Would you return the full listing exactly, with nothing altered?

## Provided material
Segment Open

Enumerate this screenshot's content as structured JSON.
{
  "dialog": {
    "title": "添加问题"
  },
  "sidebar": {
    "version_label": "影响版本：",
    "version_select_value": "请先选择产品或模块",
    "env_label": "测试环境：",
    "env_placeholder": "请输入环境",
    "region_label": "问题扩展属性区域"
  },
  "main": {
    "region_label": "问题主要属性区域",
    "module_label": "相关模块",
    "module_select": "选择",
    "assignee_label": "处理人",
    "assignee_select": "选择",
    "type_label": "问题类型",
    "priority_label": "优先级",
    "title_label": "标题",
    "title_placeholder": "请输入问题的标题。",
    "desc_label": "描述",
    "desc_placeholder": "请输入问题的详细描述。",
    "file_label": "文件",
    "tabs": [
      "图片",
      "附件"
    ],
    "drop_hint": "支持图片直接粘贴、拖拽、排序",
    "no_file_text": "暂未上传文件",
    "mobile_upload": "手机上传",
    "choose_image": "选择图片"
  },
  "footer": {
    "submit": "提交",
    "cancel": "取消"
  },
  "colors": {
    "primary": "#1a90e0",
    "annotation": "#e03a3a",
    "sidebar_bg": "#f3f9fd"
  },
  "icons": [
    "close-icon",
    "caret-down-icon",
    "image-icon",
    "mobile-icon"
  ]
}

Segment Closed

## Task solution
Enumerate this screenshot's content as structured JSON.
{
  "dialog": {
    "title": "添加问题"
  },
  "sidebar": {
    "version_label": "影响版本：",
    "version_select_value": "请先选择产品或模块",
    "env_label": "测试环境：",
    "env_placeholder": "请输入环境",
    "region_label": "问题扩展属性区域"
  },
  "main": {
    "region_label": "问题主要属性区域",
    "module_label": "相关模块",
    "module_select": "选择",
    "assignee_label": "处理人",
    "assignee_select": "选择",
    "type_label": "问题类型",
    "priority_label": "优先级",
    "title_label": "标题",
    "title_placeholder": "请输入问题的标题。",
    "desc_label": "描述",
    "desc_placeholder": "请输入问题的详细描述。",
    "file_label": "文件",
    "tabs": [
      "图片",
      "附件"
    ],
    "drop_hint": "支持图片直接粘贴、拖拽、排序",
    "no_file_text": "暂未上传文件",
    "mobile_upload": "手机上传",
    "choose_image": "选择图片"
  },
  "footer": {
    "submit": "提交",
    "cancel": "取消"
  },
  "colors": {
    "primary": "#1a90e0",
    "annotation": "#e03a3a",
    "sidebar_bg": "#f3f9fd"
  },
  "icons": [
    "close-icon",
    "caret-down-icon",
    "image-icon",
    "mobile-icon"
  ]
}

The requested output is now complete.